■ **DATA FOR REVIEW**

====

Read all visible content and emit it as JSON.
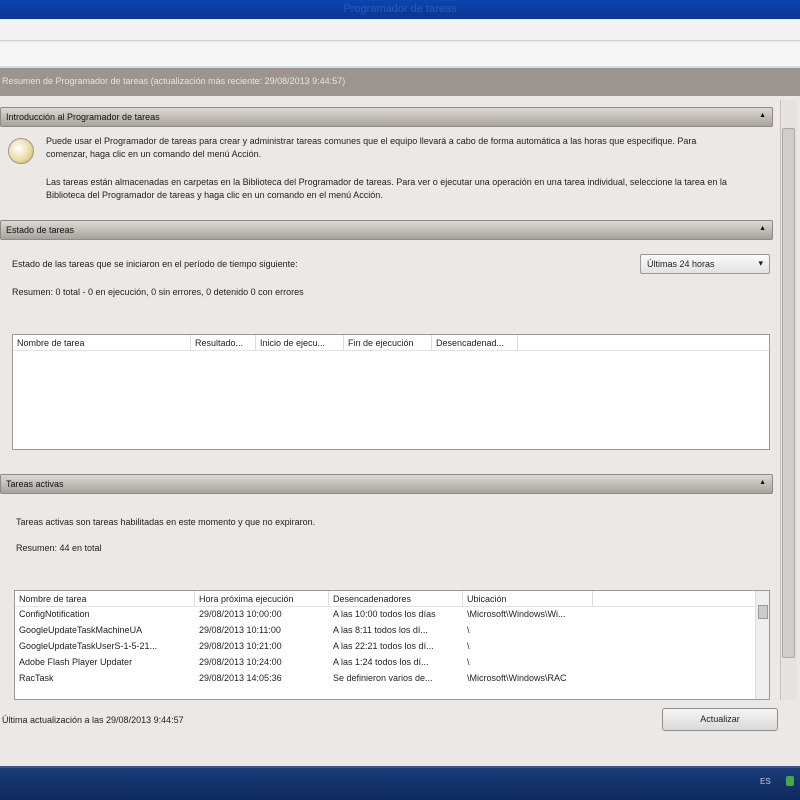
{
  "window": {
    "title": "Programador de tareas"
  },
  "summary_bar": "Resumen de Programador de tareas (actualización más reciente: 29/08/2013 9:44:57)",
  "intro": {
    "header": "Introducción al Programador de tareas",
    "p1": "Puede usar el Programador de tareas para crear y administrar tareas comunes que el equipo llevará a cabo de forma automática a las horas que especifique. Para comenzar, haga clic en un comando del menú Acción.",
    "p2": "Las tareas están almacenadas en carpetas en la Biblioteca del Programador de tareas. Para ver o ejecutar una operación en una tarea individual, seleccione la tarea en la Biblioteca del Programador de tareas y haga clic en un comando en el menú Acción."
  },
  "status": {
    "header": "Estado de tareas",
    "label": "Estado de las tareas que se iniciaron en el período de tiempo siguiente:",
    "period": "Últimas 24 horas",
    "summary": "Resumen: 0 total - 0 en ejecución, 0 sin errores, 0 detenido 0 con errores",
    "columns": [
      "Nombre de tarea",
      "Resultado...",
      "Inicio de ejecu...",
      "Fin de ejecución",
      "Desencadenad..."
    ]
  },
  "active": {
    "header": "Tareas activas",
    "desc": "Tareas activas son tareas habilitadas en este momento y que no expiraron.",
    "summary": "Resumen: 44 en total",
    "columns": [
      "Nombre de tarea",
      "Hora próxima ejecución",
      "Desencadenadores",
      "Ubicación"
    ],
    "rows": [
      [
        "ConfigNotification",
        "29/08/2013 10:00:00",
        "A las 10:00 todos los días",
        "\\Microsoft\\Windows\\Wi..."
      ],
      [
        "GoogleUpdateTaskMachineUA",
        "29/08/2013 10:11:00",
        "A las 8:11 todos los dí...",
        "\\"
      ],
      [
        "GoogleUpdateTaskUserS-1-5-21...",
        "29/08/2013 10:21:00",
        "A las 22:21 todos los dí...",
        "\\"
      ],
      [
        "Adobe Flash Player Updater",
        "29/08/2013 10:24:00",
        "A las 1:24 todos los dí...",
        "\\"
      ],
      [
        "RacTask",
        "29/08/2013 14:05:36",
        "Se definieron varios de...",
        "\\Microsoft\\Windows\\RAC"
      ]
    ]
  },
  "footer": {
    "last_update": "Última actualización a las 29/08/2013 9:44:57",
    "refresh": "Actualizar"
  },
  "taskbar": {
    "lang": "ES"
  }
}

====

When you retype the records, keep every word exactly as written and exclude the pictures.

■ **WRITTEN SOLUTION**
Read all visible content and emit it as JSON.
{
  "window": {
    "title": "Programador de tareas"
  },
  "summary_bar": "Resumen de Programador de tareas (actualización más reciente: 29/08/2013 9:44:57)",
  "intro": {
    "header": "Introducción al Programador de tareas",
    "p1": "Puede usar el Programador de tareas para crear y administrar tareas comunes que el equipo llevará a cabo de forma automática a las horas que especifique. Para comenzar, haga clic en un comando del menú Acción.",
    "p2": "Las tareas están almacenadas en carpetas en la Biblioteca del Programador de tareas. Para ver o ejecutar una operación en una tarea individual, seleccione la tarea en la Biblioteca del Programador de tareas y haga clic en un comando en el menú Acción."
  },
  "status": {
    "header": "Estado de tareas",
    "label": "Estado de las tareas que se iniciaron en el período de tiempo siguiente:",
    "period": "Últimas 24 horas",
    "summary": "Resumen: 0 total - 0 en ejecución, 0 sin errores, 0 detenido 0 con errores",
    "columns": [
      "Nombre de tarea",
      "Resultado...",
      "Inicio de ejecu...",
      "Fin de ejecución",
      "Desencadenad..."
    ]
  },
  "active": {
    "header": "Tareas activas",
    "desc": "Tareas activas son tareas habilitadas en este momento y que no expiraron.",
    "summary": "Resumen: 44 en total",
    "columns": [
      "Nombre de tarea",
      "Hora próxima ejecución",
      "Desencadenadores",
      "Ubicación"
    ],
    "rows": [
      [
        "ConfigNotification",
        "29/08/2013 10:00:00",
        "A las 10:00 todos los días",
        "\\Microsoft\\Windows\\Wi..."
      ],
      [
        "GoogleUpdateTaskMachineUA",
        "29/08/2013 10:11:00",
        "A las 8:11 todos los dí...",
        "\\"
      ],
      [
        "GoogleUpdateTaskUserS-1-5-21...",
        "29/08/2013 10:21:00",
        "A las 22:21 todos los dí...",
        "\\"
      ],
      [
        "Adobe Flash Player Updater",
        "29/08/2013 10:24:00",
        "A las 1:24 todos los dí...",
        "\\"
      ],
      [
        "RacTask",
        "29/08/2013 14:05:36",
        "Se definieron varios de...",
        "\\Microsoft\\Windows\\RAC"
      ]
    ]
  },
  "footer": {
    "last_update": "Última actualización a las 29/08/2013 9:44:57",
    "refresh": "Actualizar"
  },
  "taskbar": {
    "lang": "ES"
  }
}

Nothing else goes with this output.